“You bring in the sort of people who know their environment and they can then play through different scenarios or get a sense for what kind of impact a change such as adding new machinery is going to have and optimise from that.
“You would probably focus on separate areas in the design, so it might be multiple rooms with different areas, so for example an emergency department, surgeries, and so on.”
Because CADwalk relies on specialised hardware, expanding its physical offices worldwide is an important part of bringing the service to more designers.
Last month CADwalk launched its first international office in Munich, Germany.
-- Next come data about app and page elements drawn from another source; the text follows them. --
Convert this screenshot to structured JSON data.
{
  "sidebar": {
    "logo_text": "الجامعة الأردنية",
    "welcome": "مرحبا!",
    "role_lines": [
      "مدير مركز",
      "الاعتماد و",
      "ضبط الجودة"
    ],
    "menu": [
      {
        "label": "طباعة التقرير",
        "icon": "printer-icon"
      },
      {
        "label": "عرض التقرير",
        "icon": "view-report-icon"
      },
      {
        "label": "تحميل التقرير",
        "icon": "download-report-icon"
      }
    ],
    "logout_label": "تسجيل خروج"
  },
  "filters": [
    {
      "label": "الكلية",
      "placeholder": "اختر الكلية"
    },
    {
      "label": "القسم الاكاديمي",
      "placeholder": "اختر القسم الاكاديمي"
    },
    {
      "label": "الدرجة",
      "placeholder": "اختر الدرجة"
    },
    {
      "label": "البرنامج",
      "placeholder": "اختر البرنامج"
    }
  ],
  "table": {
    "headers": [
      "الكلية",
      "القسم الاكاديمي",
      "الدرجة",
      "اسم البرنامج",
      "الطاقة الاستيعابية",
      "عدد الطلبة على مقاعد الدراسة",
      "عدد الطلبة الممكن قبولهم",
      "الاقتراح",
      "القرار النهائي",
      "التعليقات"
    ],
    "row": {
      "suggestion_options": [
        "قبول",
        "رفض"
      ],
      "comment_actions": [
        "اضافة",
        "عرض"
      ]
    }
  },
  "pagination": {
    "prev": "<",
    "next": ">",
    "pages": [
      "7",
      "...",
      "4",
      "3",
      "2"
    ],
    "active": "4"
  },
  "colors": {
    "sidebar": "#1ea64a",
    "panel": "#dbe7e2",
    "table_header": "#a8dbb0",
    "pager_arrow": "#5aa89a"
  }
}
The Munich office will open fully next month as a central location to provide design services for Europe
The opening of the Munich office was aided by an Australian Federal Government commercialisation grant, with the Germany based office planned to tap into factory design in the region.
“What we’re doing is we really looked for subject matter experts in each field, because there are already experts out there designing factories and so on,” Kimenkowski said.
“Then we provide CADwalk to them as a service so they can work with their clients, the big thing we want to do is show people that it’s here and that other people can use it.
“It doesn’t have to be us leading the consulting or the design process, we can just make it available for other people to utilise as well.”
Each of CADwalk’s offices feature a 200sq m floor that can be used to display floor plans. By panning or scaling, the floor can display larger designs, with some of CADwalk’s biggest projects approaching 2000 square metres in size.
Since expanding on its initial premise, CADwalk has been used to design several towers for Airservices Australia.
CADwalk was also used to test and approve a shop-refit in a single day workshop between an external designer and their client in Western Australia.
“We think that there’s a lot of interest for people to look at their designs in a different way in advance, rather than going ahead with the building side of things straight away,” Kimenkowski said.
“I think that people have to look at manufacturing in a different way.”
CADwalk allows clients to understand plans and space in a new and exciting way by using the latest in advanced visualisation technologies to create an interactive, life-size design experience.